“It was predominantly the collapse of the car-dependent suburban fringe that caused the mortgage collapse… Simply put, there has been a profound structural shift — a reversal of what took place in the 1950s, when drivable suburbs boomed and flourished as center cities emptied and withered.”
So says Christopher B. Leinberger in his recent New York Times Op-Ed, Death of the Fringe Suburb. While the Great Recession has been painful for many, it is cause for hope that “there is great pent-up demand for walkable, centrally located neighborhoods,” and that real estate “in the high-density, pedestrian-friendly neighborhoods of the center city and inner suburbs” is now the most valuable, on average.

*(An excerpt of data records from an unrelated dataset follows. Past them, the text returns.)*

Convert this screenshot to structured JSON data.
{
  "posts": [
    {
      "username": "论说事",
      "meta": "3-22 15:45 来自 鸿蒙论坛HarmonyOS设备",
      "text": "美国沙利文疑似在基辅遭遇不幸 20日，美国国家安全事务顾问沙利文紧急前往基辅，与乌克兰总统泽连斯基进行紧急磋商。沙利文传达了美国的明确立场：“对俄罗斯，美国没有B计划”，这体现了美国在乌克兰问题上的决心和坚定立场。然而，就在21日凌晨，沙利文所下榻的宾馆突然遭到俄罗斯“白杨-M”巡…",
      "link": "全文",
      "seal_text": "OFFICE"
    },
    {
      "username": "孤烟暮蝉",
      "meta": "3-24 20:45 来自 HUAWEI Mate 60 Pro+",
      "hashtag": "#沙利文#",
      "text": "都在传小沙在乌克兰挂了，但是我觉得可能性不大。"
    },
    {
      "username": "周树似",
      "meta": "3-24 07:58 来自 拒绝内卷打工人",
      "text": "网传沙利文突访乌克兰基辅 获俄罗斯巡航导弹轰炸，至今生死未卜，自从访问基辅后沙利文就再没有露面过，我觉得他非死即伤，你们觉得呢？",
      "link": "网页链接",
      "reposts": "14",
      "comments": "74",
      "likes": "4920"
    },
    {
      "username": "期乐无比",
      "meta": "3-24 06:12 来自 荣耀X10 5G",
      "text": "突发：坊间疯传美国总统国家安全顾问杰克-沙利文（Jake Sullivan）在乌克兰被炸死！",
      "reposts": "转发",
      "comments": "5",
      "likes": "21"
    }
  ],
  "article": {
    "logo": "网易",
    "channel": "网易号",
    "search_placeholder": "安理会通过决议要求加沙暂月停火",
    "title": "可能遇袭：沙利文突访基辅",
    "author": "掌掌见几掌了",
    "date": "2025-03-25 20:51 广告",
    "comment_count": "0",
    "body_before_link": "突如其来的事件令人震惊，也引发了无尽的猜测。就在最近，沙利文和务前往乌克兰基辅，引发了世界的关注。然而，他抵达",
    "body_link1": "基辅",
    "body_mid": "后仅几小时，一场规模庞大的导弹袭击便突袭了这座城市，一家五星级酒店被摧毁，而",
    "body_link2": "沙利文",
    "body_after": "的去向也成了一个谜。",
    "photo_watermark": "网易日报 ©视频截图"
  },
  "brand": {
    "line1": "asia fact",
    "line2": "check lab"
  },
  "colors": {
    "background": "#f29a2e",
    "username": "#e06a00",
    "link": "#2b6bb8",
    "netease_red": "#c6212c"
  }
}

- The Evolving American Dream
- Fabulous Letter to the Editor from South Main Homeowner
- How is South Main Sustainable? Intro to a Series